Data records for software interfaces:
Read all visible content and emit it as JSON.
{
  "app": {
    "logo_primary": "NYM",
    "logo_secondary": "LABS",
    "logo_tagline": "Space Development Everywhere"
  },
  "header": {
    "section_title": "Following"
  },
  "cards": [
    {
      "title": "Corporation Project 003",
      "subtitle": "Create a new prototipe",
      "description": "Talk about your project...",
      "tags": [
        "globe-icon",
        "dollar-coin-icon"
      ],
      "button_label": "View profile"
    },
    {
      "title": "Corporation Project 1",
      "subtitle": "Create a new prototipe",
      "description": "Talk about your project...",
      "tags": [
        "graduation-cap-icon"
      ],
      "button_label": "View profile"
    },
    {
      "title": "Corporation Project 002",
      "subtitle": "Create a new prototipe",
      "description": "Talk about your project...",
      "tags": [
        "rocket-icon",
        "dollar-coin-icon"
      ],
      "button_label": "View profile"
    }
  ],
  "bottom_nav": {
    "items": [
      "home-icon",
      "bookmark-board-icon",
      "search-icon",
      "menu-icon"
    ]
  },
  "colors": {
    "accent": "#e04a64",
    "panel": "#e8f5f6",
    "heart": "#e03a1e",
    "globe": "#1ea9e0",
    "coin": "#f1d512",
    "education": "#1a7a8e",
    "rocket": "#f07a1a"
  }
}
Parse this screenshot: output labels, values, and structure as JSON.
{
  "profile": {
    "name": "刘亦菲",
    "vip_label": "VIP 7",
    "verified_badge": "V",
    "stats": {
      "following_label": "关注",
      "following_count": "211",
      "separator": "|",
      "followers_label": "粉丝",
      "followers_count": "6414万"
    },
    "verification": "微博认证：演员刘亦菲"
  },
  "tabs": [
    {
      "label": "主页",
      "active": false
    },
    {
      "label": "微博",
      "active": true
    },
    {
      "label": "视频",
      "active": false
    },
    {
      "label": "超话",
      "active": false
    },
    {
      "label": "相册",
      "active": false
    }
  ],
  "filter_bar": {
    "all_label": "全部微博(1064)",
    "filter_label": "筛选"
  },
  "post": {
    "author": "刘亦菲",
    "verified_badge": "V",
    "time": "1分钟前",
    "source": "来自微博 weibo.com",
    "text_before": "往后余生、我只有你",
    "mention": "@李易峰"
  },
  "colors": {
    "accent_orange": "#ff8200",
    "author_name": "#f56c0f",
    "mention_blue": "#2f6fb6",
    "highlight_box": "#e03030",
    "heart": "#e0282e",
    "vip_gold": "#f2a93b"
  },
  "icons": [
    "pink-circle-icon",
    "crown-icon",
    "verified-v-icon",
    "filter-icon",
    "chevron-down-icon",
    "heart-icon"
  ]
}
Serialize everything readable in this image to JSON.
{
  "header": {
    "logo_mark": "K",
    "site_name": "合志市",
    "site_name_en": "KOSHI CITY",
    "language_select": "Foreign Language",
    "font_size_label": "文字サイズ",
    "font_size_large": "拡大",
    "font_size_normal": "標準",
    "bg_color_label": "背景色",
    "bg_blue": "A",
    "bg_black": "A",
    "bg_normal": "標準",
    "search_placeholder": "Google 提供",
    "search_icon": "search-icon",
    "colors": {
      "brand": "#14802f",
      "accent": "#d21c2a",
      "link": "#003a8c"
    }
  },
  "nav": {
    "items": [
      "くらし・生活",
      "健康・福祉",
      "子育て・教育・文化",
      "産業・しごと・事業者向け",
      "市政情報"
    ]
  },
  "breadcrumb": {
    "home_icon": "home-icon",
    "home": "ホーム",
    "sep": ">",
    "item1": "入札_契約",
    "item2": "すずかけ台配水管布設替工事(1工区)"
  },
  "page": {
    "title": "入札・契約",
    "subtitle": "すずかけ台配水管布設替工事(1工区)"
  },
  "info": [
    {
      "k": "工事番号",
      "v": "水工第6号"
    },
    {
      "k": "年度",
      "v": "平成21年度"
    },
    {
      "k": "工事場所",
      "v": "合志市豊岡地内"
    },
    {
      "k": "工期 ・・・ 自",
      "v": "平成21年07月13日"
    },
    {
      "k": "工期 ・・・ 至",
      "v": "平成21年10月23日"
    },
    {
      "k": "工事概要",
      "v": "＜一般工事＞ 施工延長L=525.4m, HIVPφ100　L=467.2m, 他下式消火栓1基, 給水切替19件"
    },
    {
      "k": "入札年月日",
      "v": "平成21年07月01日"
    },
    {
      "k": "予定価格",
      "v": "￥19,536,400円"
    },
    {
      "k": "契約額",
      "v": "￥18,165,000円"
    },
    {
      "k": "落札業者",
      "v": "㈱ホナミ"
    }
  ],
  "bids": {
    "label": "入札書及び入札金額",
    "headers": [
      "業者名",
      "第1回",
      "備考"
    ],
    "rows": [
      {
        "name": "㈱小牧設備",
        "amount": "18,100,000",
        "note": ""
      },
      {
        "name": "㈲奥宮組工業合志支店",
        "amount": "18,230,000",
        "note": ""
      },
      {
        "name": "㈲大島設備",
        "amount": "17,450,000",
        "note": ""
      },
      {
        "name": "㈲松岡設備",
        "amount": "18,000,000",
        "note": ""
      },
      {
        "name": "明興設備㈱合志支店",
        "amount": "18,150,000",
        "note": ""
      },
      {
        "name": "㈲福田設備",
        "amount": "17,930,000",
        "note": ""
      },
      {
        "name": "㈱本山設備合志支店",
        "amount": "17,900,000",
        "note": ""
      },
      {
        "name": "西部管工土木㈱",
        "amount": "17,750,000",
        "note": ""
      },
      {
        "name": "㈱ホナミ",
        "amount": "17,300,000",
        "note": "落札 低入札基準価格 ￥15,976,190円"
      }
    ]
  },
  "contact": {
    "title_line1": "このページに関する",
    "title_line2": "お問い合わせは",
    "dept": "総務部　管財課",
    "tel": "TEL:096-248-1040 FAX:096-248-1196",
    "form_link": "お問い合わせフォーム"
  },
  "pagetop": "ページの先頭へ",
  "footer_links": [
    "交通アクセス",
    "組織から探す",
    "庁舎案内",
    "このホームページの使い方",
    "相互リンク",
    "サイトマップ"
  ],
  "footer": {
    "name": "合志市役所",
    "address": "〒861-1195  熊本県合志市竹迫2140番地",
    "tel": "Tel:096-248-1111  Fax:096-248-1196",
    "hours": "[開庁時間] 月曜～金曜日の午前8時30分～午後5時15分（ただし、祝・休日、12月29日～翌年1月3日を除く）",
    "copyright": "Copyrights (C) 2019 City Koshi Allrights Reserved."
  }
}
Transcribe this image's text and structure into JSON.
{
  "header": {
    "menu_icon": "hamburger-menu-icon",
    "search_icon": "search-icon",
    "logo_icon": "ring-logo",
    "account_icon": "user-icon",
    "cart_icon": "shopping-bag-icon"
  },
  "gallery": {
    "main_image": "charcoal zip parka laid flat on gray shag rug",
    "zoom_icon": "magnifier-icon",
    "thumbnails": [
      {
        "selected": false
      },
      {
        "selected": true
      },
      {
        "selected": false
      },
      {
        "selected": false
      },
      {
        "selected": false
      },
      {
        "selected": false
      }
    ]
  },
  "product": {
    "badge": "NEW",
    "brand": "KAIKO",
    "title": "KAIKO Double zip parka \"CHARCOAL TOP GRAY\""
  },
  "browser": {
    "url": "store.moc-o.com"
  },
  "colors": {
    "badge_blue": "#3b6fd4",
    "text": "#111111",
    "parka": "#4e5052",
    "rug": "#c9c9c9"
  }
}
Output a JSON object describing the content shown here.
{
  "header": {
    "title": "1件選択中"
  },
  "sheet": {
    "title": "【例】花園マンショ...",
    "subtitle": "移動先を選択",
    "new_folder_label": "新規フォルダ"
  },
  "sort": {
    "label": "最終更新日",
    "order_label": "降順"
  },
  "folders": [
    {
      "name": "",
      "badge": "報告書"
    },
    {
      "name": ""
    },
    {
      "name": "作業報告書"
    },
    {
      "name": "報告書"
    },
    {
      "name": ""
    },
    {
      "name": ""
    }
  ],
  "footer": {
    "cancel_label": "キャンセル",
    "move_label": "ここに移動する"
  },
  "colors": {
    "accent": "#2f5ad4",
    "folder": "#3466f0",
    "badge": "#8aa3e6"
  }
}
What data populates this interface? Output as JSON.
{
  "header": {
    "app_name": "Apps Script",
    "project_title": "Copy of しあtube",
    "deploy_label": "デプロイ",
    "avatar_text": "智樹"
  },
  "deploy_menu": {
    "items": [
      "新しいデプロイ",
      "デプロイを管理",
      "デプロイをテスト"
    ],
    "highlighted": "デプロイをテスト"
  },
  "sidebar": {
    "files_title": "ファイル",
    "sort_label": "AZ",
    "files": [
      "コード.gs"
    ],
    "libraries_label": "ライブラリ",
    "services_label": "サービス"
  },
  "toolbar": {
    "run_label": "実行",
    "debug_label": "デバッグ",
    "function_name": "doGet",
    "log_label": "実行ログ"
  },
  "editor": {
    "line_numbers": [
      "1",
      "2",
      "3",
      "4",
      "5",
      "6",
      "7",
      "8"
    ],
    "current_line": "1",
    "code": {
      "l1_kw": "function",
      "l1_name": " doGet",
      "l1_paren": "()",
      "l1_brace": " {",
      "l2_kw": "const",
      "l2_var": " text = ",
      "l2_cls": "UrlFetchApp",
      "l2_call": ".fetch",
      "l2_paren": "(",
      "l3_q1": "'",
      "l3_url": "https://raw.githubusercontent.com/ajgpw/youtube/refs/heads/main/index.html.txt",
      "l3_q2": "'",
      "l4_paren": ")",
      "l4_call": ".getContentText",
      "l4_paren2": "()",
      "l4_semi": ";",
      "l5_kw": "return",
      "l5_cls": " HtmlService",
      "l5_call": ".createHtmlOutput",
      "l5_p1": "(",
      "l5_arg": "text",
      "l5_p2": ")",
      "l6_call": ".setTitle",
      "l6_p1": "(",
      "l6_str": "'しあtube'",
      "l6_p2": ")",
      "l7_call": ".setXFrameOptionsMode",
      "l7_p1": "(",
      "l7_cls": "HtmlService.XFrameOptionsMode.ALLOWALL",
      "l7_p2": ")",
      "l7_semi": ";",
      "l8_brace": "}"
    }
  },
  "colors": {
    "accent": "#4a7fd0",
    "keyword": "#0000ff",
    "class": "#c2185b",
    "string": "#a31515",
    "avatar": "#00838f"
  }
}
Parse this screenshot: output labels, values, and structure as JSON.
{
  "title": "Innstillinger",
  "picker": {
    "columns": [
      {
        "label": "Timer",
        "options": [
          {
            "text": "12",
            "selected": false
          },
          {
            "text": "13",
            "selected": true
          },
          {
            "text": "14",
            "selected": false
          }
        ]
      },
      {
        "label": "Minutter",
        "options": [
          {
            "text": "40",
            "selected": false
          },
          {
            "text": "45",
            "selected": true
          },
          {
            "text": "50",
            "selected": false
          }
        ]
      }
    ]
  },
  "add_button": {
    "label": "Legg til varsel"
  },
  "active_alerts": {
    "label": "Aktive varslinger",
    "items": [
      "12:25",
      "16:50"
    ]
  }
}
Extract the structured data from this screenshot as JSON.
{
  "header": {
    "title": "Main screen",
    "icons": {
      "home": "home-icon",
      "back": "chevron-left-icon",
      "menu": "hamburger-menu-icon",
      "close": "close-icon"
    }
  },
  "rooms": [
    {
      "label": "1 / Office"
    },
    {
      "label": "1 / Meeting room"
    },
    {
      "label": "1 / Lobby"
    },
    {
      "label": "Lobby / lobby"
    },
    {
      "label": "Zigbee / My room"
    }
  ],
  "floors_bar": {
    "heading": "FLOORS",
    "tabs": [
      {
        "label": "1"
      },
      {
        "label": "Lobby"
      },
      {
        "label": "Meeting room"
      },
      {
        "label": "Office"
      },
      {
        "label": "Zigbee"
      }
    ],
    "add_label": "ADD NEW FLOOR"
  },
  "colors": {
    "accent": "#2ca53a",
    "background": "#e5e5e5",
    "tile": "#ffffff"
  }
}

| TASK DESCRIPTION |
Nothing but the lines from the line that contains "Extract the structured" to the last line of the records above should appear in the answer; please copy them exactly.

| PROBLEM SOLUTION |
Extract the structured data from this screenshot as JSON.
{
  "header": {
    "title": "Main screen",
    "icons": {
      "home": "home-icon",
      "back": "chevron-left-icon",
      "menu": "hamburger-menu-icon",
      "close": "close-icon"
    }
  },
  "rooms": [
    {
      "label": "1 / Office"
    },
    {
      "label": "1 / Meeting room"
    },
    {
      "label": "1 / Lobby"
    },
    {
      "label": "Lobby / lobby"
    },
    {
      "label": "Zigbee / My room"
    }
  ],
  "floors_bar": {
    "heading": "FLOORS",
    "tabs": [
      {
        "label": "1"
      },
      {
        "label": "Lobby"
      },
      {
        "label": "Meeting room"
      },
      {
        "label": "Office"
      },
      {
        "label": "Zigbee"
      }
    ],
    "add_label": "ADD NEW FLOOR"
  },
  "colors": {
    "accent": "#2ca53a",
    "background": "#e5e5e5",
    "tile": "#ffffff"
  }
}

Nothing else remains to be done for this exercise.